THE PROBLEM - The answer must consist of each line below that contains the string "значок".

MATERIAL PROVIDED -
[Start of section]
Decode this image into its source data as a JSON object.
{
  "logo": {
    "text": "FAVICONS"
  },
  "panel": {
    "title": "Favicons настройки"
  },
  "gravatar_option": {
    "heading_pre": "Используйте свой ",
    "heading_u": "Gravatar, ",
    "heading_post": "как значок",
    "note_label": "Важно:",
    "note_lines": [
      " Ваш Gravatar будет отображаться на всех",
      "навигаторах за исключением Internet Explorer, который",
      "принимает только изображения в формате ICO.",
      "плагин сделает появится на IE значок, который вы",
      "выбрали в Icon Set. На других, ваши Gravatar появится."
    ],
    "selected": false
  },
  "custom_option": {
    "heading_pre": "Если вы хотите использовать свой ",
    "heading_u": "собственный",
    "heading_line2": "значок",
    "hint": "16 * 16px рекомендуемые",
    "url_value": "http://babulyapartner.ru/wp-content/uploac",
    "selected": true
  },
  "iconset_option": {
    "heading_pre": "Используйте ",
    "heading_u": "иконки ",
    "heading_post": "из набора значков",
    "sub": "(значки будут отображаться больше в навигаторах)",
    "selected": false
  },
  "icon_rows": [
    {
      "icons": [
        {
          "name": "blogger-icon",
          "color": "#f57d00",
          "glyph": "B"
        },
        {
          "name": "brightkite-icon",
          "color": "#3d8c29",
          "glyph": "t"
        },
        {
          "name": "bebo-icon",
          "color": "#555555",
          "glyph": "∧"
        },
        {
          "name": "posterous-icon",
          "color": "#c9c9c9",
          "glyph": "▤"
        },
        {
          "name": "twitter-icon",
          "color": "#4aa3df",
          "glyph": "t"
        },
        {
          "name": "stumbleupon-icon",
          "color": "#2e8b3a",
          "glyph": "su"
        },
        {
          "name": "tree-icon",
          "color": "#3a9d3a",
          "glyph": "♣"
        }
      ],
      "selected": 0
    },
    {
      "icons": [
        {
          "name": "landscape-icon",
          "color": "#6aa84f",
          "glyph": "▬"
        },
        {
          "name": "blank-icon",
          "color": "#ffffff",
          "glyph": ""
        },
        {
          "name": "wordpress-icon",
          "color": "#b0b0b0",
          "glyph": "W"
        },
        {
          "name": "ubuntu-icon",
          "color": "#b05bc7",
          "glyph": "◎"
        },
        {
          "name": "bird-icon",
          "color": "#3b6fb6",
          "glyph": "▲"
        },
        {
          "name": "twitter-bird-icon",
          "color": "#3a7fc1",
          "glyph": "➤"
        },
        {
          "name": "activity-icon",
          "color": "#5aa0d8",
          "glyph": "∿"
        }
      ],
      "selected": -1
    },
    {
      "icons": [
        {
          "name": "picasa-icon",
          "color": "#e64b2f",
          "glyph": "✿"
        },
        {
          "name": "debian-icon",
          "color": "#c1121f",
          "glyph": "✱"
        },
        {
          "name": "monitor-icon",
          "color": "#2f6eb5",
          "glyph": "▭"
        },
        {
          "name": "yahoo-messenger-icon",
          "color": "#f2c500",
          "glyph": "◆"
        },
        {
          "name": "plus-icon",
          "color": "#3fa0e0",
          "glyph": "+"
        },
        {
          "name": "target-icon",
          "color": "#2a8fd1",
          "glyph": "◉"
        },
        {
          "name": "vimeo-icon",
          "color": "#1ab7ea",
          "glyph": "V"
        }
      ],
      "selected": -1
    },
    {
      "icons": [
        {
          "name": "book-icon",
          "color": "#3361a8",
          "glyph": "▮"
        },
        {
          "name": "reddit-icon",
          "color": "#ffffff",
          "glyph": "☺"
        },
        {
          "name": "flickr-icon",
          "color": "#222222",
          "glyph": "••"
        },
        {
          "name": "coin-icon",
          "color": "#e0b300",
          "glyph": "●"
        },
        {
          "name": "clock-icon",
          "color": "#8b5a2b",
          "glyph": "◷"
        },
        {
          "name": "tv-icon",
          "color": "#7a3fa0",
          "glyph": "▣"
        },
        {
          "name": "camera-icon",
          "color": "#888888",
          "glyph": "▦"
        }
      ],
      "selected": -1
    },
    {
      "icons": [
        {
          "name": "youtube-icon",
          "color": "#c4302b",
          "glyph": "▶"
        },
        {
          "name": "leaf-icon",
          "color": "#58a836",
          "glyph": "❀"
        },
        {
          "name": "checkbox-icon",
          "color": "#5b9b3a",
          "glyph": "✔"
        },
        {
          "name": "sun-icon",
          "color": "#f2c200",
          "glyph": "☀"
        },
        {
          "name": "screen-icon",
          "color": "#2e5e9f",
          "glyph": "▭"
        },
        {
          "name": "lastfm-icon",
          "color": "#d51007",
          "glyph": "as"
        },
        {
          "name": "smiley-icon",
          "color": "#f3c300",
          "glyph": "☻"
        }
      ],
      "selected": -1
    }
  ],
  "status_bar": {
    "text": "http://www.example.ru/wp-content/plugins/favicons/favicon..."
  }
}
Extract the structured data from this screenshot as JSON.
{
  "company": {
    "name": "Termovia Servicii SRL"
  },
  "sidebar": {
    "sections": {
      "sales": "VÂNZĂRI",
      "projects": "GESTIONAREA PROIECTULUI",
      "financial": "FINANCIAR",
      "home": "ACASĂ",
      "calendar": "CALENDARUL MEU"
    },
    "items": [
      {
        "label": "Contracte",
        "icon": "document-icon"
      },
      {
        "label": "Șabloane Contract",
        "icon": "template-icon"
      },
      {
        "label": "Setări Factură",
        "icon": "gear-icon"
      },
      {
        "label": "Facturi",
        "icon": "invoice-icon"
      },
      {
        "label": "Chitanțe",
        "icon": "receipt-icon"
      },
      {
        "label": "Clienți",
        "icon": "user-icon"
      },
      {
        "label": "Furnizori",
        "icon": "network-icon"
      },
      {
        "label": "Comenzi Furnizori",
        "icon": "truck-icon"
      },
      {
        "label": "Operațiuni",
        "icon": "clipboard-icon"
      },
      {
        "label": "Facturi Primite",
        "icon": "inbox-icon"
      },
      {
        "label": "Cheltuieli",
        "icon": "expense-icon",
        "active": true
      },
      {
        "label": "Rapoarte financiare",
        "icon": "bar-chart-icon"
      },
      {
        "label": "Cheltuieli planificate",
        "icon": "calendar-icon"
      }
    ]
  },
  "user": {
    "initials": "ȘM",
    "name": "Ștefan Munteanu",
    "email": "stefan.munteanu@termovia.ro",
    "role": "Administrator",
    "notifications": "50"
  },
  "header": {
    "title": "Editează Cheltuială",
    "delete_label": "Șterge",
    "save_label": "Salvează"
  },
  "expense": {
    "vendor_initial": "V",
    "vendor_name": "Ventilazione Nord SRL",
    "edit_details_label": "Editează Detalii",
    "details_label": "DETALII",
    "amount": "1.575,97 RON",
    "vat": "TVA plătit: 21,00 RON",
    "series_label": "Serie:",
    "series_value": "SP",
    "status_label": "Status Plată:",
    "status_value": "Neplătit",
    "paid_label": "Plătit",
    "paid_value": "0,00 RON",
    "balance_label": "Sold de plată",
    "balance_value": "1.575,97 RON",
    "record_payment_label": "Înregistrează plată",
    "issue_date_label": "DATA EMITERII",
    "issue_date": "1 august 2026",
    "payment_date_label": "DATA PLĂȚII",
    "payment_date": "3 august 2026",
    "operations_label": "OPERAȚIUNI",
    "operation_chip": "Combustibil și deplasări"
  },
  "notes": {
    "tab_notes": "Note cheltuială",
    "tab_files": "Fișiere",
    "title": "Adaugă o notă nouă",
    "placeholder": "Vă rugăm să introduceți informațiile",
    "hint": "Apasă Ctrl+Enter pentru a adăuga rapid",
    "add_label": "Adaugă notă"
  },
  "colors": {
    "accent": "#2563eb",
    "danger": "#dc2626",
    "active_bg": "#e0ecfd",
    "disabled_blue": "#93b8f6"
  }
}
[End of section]
OUTPUT FOR THIS TASK -
    "heading_post": "как значок",
      "плагин сделает появится на IE значок, который вы",
    "heading_line2": "значок",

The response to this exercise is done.